I just got through the third lesson and was making some simple programs to practice what I learned. One of which is as follows (my question is mainly about the bold part):

It yields the following output:Code:#include <stdio.h> int main() { int x; for (x = 0; x <=5 ; x++){if (x == (1 || 3)){ continue;} printf("x is %d and not 1 or 3.\n", x); } return 0; }

x is 0 and not 1 or 3.

x is 2 and not 1 or 3.

x is 3 and not 1 or 3.

x is 4 and not 1 or 3.

x is 5 and not 1 or 3.

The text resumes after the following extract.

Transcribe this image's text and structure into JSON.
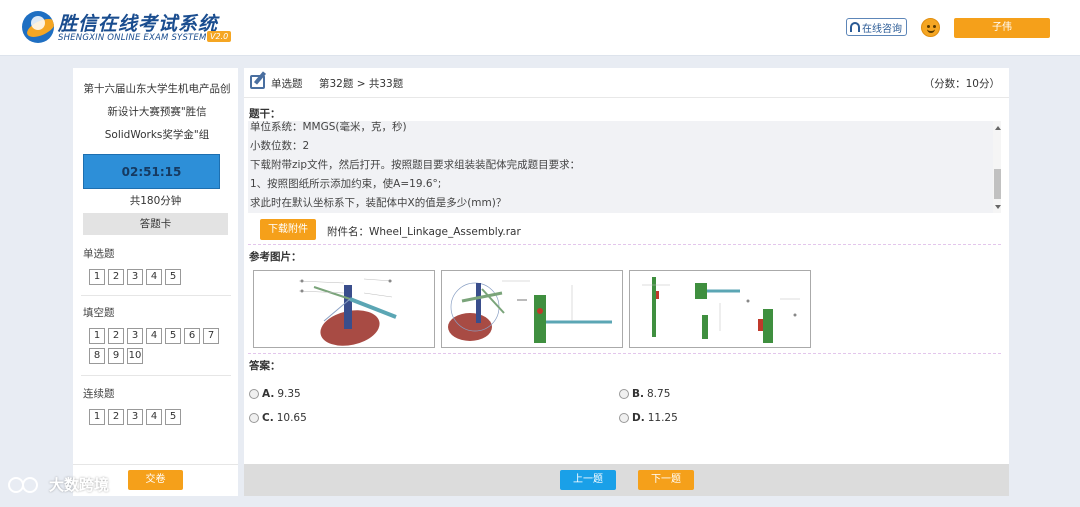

When I wrote this, I was expecting the program to not output the "x is 1..." and "x is 3..." statements. Surely enough, it didn't output the "x is 1..." line, but it produced the "x is 3..." line, which confuses me. By using the OR operator on the bold part of the code, I expected it to be read as "if x is 1 or 3, continue the loop." It did this for x == 1, but it didn't do this for x == 3, which leaves me quite puzzled. I know I can write it as "x == 1 || x == 3," but I was trying to find a more efficient way to do it.

Could some explain how the statement is being read in the program that makes it not produce the "x is 1..." line but produce the "x is 3..." line? Any other suggestions on how to achieve the result I want?

Much obliged.